Website and app data records

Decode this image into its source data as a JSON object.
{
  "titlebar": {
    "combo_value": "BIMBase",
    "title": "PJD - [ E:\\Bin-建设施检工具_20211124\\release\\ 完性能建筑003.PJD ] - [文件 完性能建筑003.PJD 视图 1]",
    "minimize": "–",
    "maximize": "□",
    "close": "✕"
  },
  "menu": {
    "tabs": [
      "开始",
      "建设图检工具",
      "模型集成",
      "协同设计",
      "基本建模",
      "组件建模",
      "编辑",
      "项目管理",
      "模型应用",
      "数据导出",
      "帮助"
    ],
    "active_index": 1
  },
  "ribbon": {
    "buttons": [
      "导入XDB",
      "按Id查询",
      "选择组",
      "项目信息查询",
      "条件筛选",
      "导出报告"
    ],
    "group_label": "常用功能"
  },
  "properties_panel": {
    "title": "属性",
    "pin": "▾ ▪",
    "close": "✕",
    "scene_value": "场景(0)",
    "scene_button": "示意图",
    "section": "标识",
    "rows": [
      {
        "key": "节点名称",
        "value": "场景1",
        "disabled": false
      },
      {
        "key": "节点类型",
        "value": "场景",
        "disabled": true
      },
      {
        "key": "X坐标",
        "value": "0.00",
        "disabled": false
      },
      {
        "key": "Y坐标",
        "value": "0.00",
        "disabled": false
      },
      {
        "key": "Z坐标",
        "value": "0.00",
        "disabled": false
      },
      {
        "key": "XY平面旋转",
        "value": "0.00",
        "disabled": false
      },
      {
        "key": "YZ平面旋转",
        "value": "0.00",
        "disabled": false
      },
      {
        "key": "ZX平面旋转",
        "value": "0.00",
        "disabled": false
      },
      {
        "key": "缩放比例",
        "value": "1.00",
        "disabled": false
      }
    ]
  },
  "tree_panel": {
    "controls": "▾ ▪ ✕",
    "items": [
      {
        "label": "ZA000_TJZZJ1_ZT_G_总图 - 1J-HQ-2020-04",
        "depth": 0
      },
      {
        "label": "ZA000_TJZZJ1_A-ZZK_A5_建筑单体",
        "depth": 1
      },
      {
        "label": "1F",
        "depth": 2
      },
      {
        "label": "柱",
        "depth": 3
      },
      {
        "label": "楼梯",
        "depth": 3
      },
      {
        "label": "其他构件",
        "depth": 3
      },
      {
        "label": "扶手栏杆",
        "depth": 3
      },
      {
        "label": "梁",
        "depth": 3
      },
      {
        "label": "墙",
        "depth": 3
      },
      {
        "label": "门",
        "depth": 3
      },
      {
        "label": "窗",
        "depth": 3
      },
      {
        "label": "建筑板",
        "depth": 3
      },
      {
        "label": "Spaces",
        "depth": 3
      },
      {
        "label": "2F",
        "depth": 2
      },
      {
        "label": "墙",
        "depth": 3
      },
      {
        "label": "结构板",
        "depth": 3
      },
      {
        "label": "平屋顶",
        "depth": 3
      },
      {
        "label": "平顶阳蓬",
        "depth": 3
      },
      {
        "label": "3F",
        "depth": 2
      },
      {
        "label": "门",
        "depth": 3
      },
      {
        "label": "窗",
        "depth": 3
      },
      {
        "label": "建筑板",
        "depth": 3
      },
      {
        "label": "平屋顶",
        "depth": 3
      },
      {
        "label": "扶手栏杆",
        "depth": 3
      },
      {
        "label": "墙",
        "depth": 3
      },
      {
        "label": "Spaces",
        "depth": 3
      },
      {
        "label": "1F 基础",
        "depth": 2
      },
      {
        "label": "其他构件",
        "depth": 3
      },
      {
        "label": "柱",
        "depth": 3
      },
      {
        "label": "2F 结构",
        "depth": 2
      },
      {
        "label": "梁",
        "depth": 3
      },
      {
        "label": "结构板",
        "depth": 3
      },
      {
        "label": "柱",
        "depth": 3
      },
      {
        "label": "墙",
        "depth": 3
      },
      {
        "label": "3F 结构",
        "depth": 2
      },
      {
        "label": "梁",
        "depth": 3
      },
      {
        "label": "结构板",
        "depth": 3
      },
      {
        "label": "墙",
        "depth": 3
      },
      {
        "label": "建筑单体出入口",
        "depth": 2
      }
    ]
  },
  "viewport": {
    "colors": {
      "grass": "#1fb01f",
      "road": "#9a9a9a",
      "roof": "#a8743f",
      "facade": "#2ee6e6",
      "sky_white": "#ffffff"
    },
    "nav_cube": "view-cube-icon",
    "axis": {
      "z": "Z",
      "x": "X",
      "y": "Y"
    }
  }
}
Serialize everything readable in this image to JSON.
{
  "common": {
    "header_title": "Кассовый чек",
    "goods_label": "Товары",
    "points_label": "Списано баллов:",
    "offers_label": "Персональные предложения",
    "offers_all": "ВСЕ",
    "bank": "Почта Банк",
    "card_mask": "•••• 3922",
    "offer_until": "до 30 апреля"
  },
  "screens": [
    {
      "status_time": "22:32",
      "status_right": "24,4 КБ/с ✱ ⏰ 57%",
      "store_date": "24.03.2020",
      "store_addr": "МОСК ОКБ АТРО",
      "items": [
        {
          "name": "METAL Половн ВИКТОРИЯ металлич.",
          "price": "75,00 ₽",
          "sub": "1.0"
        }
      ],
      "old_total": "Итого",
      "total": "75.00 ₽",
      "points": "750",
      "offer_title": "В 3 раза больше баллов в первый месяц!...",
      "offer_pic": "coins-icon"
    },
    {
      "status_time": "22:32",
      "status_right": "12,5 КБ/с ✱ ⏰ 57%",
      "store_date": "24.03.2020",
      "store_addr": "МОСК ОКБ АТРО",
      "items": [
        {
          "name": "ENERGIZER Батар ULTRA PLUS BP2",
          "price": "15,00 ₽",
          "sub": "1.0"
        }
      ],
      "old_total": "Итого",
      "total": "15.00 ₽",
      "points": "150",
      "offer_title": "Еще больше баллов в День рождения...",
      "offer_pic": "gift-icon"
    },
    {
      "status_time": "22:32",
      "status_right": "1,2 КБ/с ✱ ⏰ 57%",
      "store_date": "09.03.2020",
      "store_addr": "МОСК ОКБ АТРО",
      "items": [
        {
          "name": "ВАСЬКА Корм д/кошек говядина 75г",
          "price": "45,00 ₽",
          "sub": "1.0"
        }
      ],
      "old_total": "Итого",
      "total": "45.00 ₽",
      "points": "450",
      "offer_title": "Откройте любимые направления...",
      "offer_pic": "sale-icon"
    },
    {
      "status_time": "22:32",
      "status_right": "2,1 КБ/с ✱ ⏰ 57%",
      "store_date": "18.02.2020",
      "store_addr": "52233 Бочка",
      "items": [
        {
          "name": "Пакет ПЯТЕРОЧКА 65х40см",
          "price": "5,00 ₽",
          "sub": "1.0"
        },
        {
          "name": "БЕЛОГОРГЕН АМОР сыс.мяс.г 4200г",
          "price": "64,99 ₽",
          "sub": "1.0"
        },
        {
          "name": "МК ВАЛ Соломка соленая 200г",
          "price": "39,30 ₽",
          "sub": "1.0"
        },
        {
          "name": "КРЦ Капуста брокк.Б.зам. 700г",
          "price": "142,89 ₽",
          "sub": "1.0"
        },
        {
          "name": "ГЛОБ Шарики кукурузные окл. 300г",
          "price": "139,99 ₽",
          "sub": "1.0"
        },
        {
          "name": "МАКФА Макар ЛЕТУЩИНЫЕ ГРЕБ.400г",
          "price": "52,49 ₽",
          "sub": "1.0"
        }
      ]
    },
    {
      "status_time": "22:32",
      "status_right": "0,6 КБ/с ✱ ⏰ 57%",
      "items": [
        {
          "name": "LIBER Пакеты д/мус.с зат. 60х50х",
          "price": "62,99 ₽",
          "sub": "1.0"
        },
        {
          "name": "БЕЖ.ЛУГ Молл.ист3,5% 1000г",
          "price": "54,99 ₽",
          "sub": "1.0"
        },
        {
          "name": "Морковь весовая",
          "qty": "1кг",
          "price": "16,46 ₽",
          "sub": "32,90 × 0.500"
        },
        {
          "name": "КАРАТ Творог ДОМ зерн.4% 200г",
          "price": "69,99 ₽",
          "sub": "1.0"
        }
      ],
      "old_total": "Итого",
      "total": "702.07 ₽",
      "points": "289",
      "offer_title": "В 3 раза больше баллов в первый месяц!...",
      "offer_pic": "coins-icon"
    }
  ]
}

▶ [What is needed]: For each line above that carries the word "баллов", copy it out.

▶ [Response to the task]:
    "points_label": "Списано баллов:",
      "offer_title": "В 3 раза больше баллов в первый месяц!...",
      "offer_title": "Еще больше баллов в День рождения...",
      "offer_title": "В 3 раза больше баллов в первый месяц!...",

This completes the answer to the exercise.